Between the lines: It does reveal how much the GND has shifted the political plates on the left — Feinstein's resolution calls for achieving net-zero U.S. emissions by 2050 and until about 5 minutes ago, it would have been among the most aggressive plans ever floated by a mainstream Democrat.
5. The evolving White House climate plan
The White House is moving forward with a plan to create a National Security Council committee to question the findings of recent federal climate science reports, the Washington Post reported Sunday.
Why it matters, via Axios' Andrew Freedman: The panel idea, first reported last week, represents a frontal assault on climate science reports at a time when public opinion is moving to support cutting greenhouse gas emissions.
In this case, per the Post, the report the panel is most likely to investigate is the National Climate Assessment.
Details: The panel would be the reincarnation of an idea put forward by former EPA administrator Scott Pruitt, who pushed for a "red team-blue team" debate on the science modeled after military studies.
That proposal was squashed by then-White House chief of staff John Kelly. However, in the new version, there is no other team representing mainstream climate science — other than climate reports themselves.
- The new panel will likely include William Happer, a physicist who sits on the National Security Council and has long argued that more carbon dioxide in the atmosphere will benefit humanity — a view contradicted by thousands of studies.
6. Risk of Chinese intellectual property theft
Axios Expert Voices contributor Sarah E. Hunt sizes up the recent indictment of Chinese battery storage expert Hongjin Tan — a Chinese citizen and U.S. legal permanent resident — for stealing over $1 billion worth of trade secrets from his employer, U.S. petroleum company Phillips 66.
The big picture: The U.S. energy industry is the latest victim of corporate espionage and intellectual property (IP) theft by China — a growing threat to American energy innovation.
Details: Tan allegedly downloaded hundreds of confidential files, including information related to manufacturing a downstream energy market product, and planned to provide the information to his new Chinese employer.
Why it matters: Corporate espionage and IP theft is an expensive problem, costing the U.S. up to $600 billion annually.
- If the Chinese government succeeds in stealing energy manufacturing and research secrets from the U.S., American energy companies may end up competing against their own technological innovations and ideas.
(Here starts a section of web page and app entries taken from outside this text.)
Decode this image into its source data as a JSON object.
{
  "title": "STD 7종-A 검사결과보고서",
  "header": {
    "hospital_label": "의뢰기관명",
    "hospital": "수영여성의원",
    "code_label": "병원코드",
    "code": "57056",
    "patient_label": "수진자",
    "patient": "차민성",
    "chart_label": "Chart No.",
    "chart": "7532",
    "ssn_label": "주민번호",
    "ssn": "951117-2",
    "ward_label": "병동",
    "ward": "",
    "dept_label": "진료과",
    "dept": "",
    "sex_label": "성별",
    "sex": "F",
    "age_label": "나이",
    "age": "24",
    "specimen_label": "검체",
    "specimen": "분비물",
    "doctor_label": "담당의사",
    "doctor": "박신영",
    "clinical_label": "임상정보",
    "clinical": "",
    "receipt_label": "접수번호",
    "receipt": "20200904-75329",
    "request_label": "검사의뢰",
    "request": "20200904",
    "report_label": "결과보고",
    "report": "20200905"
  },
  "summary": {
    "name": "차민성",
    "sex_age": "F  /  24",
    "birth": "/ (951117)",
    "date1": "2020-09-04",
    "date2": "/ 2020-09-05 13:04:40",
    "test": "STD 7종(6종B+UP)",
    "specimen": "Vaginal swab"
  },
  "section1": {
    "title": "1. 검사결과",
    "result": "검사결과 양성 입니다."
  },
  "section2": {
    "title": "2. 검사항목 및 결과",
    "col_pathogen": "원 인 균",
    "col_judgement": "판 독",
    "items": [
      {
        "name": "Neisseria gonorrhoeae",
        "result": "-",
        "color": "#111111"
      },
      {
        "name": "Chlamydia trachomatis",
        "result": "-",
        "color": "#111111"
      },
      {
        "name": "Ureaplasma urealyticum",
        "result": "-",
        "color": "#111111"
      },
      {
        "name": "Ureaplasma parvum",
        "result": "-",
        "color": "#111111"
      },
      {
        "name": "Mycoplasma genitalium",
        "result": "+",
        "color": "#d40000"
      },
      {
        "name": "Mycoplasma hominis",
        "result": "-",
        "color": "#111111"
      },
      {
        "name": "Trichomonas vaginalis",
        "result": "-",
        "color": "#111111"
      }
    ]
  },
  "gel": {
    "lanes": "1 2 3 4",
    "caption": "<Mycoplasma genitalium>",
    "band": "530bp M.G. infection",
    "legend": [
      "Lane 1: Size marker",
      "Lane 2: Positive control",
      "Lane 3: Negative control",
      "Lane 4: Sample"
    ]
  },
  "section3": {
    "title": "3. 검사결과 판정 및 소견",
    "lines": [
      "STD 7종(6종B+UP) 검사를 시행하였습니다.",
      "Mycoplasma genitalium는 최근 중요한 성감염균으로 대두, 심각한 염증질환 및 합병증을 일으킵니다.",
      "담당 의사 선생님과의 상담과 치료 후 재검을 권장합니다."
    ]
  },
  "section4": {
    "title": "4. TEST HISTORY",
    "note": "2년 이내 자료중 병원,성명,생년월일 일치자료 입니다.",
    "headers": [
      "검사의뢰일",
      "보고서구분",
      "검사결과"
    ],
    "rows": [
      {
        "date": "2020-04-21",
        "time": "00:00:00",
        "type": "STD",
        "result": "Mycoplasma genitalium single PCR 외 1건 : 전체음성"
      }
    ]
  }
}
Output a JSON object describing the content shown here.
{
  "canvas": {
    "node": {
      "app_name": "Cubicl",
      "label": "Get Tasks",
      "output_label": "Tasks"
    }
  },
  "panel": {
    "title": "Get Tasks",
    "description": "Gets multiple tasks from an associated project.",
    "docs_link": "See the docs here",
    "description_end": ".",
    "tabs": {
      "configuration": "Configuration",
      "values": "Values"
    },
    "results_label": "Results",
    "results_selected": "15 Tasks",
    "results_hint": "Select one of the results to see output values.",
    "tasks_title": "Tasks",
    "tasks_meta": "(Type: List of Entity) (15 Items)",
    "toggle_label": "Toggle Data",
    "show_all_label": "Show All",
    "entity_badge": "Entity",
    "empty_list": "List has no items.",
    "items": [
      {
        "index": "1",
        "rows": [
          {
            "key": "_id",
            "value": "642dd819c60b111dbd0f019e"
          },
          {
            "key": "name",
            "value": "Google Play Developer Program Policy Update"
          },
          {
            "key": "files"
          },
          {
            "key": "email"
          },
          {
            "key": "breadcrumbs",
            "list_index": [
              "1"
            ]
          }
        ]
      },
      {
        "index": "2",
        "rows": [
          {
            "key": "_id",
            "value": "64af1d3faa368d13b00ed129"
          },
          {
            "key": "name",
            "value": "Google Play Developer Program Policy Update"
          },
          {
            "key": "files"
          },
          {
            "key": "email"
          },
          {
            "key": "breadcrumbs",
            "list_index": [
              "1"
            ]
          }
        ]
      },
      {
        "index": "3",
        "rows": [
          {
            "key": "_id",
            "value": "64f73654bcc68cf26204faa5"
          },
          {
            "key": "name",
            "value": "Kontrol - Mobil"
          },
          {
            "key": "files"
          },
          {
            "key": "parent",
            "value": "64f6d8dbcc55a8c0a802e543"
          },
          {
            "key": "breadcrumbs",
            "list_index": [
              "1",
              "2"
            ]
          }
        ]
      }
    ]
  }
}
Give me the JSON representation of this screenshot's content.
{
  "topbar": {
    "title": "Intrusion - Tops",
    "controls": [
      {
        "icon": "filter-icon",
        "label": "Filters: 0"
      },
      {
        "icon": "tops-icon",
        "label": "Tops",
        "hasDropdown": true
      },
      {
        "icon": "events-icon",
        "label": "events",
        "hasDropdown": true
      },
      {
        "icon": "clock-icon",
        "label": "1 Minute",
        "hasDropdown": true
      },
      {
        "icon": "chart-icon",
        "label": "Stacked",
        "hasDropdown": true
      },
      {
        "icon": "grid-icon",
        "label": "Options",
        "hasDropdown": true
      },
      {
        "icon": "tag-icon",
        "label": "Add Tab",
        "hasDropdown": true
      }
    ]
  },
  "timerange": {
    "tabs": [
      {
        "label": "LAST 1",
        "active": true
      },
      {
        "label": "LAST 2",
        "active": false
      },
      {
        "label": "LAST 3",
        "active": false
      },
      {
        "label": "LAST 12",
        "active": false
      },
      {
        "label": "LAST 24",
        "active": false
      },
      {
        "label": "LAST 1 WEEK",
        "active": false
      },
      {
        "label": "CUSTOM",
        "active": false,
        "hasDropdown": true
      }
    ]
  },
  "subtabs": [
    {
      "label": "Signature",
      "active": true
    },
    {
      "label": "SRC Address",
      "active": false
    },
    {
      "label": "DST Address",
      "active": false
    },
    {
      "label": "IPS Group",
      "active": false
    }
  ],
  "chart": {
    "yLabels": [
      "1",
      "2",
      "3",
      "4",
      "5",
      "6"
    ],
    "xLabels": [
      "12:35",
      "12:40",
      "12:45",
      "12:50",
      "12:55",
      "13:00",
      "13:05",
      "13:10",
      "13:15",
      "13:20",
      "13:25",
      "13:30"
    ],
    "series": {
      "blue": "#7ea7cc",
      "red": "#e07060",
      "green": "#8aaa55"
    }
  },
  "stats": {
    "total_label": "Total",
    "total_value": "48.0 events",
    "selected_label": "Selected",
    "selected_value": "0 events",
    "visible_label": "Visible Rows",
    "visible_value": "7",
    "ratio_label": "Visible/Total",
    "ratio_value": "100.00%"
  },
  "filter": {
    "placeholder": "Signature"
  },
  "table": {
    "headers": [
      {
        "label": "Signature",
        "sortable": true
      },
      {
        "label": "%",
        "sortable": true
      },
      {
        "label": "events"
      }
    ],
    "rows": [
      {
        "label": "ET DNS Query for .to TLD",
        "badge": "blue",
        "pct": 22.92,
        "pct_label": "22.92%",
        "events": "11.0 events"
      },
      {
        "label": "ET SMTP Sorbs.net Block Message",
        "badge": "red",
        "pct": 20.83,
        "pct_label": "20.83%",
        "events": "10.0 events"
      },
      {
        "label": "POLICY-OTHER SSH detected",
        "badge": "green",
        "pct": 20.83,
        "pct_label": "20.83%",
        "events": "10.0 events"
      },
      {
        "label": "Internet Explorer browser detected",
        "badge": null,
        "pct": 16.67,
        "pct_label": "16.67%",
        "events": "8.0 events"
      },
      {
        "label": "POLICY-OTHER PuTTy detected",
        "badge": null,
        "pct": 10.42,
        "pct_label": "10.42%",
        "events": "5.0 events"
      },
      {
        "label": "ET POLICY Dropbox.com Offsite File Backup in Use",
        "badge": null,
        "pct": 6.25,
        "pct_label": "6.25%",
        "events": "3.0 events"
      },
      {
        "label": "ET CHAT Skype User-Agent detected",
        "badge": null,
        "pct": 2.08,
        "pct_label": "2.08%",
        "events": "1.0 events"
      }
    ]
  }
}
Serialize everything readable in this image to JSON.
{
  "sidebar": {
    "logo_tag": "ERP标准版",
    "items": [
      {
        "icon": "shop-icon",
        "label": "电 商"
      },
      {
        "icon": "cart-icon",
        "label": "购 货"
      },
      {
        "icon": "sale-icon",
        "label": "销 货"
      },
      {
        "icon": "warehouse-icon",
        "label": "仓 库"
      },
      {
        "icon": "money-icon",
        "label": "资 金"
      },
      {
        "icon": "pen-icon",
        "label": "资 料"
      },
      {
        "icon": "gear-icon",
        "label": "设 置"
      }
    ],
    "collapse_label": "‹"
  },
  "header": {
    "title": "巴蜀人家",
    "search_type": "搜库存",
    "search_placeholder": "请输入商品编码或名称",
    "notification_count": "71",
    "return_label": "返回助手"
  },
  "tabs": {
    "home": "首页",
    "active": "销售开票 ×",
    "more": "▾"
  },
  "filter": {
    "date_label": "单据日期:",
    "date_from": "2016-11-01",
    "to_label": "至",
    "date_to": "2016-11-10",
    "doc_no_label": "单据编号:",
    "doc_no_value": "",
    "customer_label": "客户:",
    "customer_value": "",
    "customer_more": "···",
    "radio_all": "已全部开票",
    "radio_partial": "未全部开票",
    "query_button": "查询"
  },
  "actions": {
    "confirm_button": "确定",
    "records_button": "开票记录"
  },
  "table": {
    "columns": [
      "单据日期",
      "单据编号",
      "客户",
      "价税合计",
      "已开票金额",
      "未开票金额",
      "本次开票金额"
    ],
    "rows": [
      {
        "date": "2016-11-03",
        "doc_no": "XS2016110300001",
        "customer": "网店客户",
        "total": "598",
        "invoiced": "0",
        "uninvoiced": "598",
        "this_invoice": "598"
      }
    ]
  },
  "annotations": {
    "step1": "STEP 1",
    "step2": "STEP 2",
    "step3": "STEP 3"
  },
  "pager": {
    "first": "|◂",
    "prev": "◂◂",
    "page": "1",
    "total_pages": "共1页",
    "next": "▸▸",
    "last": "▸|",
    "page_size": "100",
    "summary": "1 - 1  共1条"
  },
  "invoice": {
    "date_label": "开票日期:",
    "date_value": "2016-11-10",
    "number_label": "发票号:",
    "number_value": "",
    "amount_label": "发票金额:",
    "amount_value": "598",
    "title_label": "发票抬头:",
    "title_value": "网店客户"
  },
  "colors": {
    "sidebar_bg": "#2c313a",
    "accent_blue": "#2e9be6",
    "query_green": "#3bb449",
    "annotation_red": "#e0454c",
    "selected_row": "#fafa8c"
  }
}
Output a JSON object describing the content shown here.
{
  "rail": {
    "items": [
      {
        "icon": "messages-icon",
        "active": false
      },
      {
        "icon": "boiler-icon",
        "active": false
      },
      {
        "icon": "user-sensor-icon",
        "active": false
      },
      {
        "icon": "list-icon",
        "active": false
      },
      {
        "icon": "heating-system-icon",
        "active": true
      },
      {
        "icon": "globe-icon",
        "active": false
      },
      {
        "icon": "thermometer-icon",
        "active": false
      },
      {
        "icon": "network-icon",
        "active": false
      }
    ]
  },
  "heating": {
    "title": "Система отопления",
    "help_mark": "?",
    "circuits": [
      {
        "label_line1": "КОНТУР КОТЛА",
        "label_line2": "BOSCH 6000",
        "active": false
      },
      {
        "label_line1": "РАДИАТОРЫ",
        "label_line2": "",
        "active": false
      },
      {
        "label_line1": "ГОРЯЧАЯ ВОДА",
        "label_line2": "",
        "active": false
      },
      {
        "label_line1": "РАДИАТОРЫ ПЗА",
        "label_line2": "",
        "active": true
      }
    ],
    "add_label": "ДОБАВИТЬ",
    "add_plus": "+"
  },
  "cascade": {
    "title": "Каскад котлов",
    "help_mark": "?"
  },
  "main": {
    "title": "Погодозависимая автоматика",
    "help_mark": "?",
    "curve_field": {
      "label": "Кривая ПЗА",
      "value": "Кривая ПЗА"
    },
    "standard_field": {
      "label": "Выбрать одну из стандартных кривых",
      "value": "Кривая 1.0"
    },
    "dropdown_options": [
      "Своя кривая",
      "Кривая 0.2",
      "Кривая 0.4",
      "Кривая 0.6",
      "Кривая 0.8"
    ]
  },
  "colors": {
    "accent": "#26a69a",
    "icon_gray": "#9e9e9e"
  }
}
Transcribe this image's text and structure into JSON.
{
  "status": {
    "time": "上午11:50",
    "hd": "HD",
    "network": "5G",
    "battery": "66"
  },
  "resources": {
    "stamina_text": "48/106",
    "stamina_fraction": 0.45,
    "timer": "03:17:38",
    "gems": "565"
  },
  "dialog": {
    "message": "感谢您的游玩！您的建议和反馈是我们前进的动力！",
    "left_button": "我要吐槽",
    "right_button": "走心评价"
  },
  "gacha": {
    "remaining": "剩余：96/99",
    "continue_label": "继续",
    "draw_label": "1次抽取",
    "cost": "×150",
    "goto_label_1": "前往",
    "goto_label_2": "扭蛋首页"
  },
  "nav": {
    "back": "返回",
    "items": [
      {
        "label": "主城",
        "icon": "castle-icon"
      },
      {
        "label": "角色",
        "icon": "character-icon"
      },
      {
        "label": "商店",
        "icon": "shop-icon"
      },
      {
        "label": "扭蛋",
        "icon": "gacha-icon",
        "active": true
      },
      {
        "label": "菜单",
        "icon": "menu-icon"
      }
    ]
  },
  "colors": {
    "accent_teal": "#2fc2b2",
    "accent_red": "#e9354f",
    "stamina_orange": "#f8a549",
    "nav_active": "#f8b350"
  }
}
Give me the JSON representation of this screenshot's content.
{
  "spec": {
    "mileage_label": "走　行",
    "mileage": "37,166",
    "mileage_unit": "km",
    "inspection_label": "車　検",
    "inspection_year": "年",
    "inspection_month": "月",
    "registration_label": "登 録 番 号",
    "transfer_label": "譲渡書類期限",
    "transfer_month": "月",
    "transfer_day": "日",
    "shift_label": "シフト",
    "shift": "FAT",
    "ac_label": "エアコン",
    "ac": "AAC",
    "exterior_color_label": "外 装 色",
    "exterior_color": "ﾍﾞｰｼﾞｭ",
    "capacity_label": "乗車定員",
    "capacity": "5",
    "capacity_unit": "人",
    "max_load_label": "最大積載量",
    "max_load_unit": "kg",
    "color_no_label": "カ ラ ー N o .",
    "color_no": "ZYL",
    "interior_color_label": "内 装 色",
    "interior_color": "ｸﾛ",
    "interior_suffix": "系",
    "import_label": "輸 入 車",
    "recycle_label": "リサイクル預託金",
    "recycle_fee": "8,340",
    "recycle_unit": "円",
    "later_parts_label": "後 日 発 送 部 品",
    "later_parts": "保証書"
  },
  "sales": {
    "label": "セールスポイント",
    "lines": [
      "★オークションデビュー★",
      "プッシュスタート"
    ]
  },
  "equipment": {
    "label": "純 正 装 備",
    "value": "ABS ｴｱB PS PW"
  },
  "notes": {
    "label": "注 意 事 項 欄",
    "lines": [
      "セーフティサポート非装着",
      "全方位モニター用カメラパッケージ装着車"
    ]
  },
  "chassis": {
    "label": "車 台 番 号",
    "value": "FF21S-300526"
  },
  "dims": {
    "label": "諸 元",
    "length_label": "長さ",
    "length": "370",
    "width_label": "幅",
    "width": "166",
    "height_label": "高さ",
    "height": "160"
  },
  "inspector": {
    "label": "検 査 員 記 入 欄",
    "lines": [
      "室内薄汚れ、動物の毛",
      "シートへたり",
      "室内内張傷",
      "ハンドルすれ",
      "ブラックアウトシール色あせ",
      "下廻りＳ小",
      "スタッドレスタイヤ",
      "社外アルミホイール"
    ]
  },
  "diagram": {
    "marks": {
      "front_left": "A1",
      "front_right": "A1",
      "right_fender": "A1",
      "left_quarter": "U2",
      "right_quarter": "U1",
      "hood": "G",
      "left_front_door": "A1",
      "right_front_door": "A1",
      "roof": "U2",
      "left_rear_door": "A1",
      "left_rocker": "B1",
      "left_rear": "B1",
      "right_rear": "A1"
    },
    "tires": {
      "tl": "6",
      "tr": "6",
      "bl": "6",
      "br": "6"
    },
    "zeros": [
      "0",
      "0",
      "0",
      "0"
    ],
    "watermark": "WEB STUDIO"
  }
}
- This would severely stunt U.S. innovation and global energy leadership.
Read more from Hunt, who's the co-founder and CEO of the Joseph Rainey Center for Public Policy.